Web page and app entries
* * *

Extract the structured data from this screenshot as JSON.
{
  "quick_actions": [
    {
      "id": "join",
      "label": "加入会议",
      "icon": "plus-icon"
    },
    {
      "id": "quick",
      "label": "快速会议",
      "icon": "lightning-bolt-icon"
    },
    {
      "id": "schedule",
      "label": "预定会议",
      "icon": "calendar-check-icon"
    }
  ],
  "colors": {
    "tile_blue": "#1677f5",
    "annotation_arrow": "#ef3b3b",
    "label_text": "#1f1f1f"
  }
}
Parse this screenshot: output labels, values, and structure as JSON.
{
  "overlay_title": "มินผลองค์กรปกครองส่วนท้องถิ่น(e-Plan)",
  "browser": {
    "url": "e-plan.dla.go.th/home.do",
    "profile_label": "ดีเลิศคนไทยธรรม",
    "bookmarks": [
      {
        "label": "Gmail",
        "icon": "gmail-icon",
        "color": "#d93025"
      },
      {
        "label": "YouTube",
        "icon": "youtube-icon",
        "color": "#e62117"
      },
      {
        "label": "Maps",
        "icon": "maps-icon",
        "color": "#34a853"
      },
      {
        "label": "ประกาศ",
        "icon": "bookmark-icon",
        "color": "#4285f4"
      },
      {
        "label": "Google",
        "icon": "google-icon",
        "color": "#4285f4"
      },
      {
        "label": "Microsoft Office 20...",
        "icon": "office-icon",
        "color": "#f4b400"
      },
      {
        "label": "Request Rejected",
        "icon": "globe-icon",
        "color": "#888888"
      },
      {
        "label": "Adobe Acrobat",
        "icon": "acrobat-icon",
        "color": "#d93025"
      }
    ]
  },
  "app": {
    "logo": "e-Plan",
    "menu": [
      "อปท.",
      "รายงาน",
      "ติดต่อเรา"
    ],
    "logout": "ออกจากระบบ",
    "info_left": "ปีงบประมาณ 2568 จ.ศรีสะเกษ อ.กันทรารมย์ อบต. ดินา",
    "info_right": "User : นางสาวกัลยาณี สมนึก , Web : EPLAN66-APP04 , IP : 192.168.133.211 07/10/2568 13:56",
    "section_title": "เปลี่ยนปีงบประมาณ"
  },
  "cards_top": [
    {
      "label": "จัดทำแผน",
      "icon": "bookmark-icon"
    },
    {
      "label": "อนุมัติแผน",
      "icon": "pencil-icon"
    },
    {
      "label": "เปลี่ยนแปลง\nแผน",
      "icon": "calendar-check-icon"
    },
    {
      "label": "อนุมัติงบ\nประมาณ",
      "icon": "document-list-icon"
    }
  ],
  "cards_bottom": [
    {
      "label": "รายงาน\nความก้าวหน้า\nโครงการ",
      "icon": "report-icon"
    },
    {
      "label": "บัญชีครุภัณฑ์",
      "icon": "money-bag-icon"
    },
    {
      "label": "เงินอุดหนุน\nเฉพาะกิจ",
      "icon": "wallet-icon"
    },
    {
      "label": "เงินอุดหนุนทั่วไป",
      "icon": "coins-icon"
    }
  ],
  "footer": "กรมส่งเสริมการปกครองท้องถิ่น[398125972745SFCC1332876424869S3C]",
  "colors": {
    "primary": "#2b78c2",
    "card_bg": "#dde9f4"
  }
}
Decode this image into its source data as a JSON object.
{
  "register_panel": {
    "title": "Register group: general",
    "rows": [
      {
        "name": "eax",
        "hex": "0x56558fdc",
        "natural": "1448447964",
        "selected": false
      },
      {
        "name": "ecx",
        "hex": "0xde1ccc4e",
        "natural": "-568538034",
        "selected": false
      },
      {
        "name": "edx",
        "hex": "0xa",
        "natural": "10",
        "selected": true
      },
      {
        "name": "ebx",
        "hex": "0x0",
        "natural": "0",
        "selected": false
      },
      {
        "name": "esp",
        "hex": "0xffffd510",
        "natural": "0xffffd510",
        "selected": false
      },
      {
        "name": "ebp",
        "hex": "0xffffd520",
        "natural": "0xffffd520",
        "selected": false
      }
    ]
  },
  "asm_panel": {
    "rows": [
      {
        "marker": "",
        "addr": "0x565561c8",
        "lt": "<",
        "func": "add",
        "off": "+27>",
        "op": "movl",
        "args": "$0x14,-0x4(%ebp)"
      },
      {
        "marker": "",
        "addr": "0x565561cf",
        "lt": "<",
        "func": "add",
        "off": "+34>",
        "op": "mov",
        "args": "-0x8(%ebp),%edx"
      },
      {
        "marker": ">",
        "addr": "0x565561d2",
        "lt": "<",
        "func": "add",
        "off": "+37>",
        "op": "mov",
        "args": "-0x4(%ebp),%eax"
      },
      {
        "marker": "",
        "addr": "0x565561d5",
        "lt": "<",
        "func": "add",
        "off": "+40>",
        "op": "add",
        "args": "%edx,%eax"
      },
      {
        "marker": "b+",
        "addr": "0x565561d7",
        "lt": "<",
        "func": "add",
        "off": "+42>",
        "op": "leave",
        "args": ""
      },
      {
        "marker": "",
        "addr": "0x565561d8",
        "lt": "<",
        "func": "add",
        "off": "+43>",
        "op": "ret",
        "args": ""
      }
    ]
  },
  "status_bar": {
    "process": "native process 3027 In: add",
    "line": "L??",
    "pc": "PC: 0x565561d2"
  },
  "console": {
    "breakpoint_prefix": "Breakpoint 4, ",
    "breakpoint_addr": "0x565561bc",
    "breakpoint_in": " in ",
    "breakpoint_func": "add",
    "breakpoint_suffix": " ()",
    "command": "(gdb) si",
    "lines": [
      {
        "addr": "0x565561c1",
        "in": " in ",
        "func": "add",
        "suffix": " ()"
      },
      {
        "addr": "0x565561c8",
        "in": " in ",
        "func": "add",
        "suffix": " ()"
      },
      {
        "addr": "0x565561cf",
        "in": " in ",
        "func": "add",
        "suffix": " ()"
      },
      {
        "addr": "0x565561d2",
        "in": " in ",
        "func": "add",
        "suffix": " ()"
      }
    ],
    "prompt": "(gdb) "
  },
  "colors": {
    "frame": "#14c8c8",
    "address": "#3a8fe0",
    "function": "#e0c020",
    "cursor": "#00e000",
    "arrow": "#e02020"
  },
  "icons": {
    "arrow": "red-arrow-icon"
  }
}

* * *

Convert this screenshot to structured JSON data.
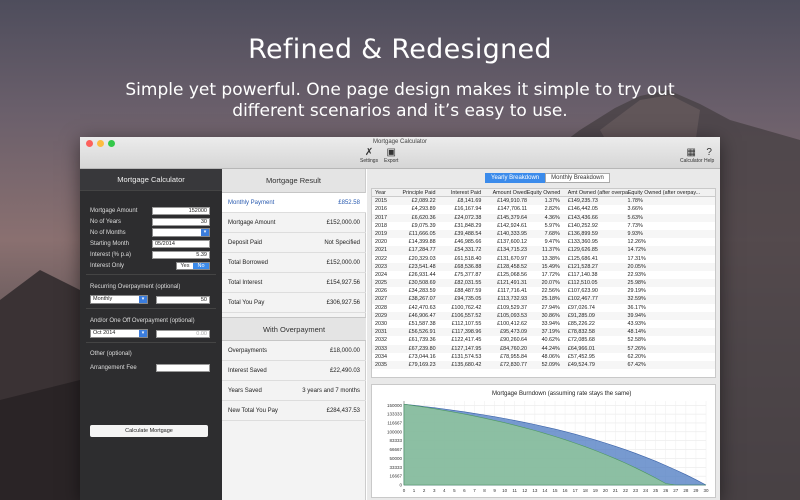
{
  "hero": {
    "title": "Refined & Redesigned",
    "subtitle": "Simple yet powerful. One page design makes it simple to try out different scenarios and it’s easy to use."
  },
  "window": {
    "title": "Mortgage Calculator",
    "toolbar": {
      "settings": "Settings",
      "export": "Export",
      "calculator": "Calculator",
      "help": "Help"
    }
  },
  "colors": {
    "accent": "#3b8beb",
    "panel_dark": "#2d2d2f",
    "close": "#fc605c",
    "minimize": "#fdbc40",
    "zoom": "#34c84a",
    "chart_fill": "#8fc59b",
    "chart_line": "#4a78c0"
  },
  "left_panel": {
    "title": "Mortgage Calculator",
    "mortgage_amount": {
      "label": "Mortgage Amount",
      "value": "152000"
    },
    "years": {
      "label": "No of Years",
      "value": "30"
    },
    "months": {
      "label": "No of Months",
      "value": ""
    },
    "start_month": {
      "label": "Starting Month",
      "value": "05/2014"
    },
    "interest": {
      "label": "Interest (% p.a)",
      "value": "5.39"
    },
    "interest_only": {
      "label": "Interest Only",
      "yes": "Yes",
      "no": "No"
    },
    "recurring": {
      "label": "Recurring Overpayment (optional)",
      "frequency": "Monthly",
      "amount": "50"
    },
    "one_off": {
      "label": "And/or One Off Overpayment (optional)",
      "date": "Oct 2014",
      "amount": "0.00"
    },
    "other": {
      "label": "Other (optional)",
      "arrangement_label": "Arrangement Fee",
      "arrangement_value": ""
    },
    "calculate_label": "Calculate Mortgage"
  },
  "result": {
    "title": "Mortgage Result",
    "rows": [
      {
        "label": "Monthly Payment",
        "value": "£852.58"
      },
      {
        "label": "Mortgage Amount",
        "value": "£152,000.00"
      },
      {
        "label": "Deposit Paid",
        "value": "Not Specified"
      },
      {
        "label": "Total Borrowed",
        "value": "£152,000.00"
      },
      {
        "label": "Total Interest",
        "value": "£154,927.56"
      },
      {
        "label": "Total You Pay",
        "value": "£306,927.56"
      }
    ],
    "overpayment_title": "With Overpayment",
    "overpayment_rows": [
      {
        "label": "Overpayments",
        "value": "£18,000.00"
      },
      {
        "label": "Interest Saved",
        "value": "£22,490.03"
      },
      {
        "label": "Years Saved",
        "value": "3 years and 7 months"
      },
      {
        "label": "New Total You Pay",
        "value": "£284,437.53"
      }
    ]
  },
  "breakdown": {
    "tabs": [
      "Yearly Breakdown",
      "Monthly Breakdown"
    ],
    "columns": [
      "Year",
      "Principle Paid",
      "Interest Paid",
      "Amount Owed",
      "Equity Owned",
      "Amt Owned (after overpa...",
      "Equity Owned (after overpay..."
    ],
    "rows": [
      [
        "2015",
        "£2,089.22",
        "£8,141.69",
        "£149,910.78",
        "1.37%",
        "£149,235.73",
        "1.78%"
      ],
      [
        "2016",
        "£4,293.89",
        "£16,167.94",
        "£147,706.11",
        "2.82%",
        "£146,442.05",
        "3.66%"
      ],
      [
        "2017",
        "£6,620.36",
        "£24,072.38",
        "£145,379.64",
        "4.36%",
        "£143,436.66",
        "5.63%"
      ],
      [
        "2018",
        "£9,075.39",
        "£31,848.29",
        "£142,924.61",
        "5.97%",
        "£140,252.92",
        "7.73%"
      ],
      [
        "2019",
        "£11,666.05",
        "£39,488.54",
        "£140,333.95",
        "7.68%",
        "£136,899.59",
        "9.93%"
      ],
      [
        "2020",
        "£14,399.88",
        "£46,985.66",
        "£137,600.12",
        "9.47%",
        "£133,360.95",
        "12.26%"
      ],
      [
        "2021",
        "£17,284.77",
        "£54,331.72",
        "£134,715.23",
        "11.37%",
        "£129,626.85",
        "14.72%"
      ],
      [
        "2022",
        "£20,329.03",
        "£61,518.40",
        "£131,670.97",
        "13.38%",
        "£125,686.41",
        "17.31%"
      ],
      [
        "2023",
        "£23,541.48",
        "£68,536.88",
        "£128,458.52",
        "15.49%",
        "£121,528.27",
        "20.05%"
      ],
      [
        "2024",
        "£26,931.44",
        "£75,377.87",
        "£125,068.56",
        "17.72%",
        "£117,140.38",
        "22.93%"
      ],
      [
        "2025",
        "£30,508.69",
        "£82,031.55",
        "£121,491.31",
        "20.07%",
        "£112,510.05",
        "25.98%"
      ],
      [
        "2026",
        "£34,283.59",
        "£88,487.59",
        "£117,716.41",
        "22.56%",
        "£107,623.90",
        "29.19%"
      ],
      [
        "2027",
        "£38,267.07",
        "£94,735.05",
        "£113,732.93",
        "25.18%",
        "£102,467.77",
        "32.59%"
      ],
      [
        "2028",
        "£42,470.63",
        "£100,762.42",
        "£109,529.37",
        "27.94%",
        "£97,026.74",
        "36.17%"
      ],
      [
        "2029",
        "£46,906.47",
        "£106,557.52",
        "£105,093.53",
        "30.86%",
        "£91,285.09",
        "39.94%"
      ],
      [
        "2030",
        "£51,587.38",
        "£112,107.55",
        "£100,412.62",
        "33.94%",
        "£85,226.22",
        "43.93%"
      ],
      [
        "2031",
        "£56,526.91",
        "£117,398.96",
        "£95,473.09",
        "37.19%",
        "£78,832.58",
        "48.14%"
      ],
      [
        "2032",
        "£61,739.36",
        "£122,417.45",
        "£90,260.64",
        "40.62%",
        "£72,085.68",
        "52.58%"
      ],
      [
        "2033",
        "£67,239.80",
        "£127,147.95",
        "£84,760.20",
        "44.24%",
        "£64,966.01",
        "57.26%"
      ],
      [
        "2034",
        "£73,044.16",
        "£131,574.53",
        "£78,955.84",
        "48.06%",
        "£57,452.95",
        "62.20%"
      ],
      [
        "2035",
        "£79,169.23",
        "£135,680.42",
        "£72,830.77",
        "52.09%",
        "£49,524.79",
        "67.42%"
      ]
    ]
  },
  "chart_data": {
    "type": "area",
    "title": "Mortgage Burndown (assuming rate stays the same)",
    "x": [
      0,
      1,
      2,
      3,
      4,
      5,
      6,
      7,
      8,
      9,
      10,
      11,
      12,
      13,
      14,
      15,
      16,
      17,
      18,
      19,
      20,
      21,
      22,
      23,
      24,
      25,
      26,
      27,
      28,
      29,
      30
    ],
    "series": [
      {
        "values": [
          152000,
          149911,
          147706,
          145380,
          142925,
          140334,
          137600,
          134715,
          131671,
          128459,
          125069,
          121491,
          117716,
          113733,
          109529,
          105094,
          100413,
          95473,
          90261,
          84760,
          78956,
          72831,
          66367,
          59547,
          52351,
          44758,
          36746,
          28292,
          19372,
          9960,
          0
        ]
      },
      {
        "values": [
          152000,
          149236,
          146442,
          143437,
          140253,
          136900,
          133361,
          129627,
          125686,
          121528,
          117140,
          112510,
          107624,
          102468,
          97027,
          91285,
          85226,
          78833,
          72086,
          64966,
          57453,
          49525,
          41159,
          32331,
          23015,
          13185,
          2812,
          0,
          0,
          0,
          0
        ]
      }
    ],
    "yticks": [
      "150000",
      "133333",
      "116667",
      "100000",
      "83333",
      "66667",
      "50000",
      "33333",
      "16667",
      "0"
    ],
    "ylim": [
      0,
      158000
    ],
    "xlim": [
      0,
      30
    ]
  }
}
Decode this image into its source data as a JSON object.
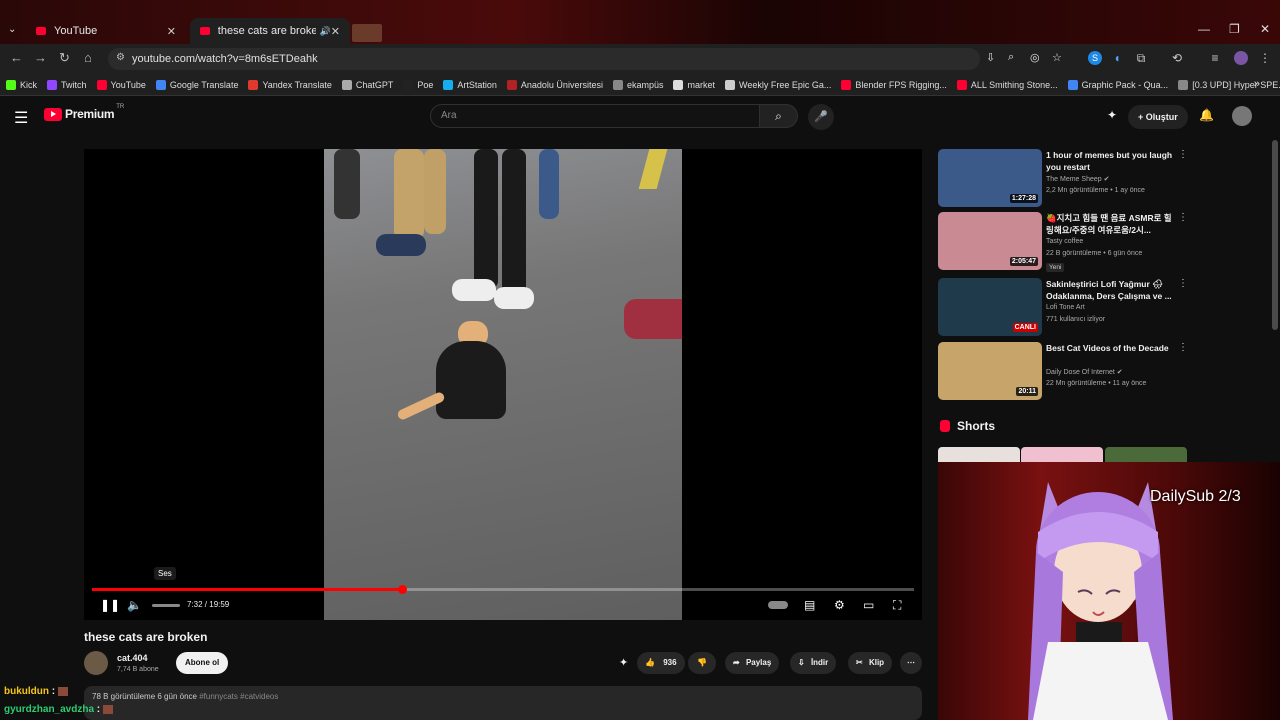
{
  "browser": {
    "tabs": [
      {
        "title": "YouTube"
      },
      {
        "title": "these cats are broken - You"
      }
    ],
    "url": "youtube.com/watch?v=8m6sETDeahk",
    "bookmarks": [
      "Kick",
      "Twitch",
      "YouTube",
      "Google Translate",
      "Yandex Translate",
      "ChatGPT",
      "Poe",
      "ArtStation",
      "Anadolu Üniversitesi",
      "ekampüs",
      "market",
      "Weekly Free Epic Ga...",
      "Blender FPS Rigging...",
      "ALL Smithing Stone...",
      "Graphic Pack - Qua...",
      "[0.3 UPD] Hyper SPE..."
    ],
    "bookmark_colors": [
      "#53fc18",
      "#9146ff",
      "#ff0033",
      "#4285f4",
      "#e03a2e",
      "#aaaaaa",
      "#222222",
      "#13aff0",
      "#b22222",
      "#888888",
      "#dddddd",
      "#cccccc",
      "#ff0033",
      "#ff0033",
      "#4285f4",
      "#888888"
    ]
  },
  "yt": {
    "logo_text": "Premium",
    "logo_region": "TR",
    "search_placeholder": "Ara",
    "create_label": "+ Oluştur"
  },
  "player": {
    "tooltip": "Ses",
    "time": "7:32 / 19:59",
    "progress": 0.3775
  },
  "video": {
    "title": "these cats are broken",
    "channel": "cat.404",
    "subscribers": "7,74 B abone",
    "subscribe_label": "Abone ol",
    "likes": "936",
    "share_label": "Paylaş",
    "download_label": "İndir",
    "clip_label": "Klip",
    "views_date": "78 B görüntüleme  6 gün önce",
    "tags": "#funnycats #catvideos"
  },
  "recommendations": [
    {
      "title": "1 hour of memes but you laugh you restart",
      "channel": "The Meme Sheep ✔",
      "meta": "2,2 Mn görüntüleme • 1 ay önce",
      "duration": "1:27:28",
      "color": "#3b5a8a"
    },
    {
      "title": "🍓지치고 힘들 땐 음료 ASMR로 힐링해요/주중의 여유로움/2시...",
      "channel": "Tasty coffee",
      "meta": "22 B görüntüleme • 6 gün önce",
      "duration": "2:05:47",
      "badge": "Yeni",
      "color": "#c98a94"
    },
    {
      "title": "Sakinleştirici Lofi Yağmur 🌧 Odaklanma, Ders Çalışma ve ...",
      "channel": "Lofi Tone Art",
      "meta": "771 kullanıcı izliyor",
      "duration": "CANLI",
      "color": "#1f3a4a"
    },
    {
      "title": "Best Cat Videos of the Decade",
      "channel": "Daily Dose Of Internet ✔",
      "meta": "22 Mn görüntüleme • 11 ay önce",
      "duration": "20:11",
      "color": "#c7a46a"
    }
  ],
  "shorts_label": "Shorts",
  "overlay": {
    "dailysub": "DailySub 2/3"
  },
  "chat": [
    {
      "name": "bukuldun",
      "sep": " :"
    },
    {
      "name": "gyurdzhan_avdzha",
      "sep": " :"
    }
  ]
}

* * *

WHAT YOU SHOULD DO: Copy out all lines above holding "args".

ANSWER FOR THE TASK:
        "args": "$0x14,-0x4(%ebp)"
        "args": "-0x8(%ebp),%edx"
        "args": "-0x4(%ebp),%eax"
        "args": "%edx,%eax"
        "args": ""
        "args": ""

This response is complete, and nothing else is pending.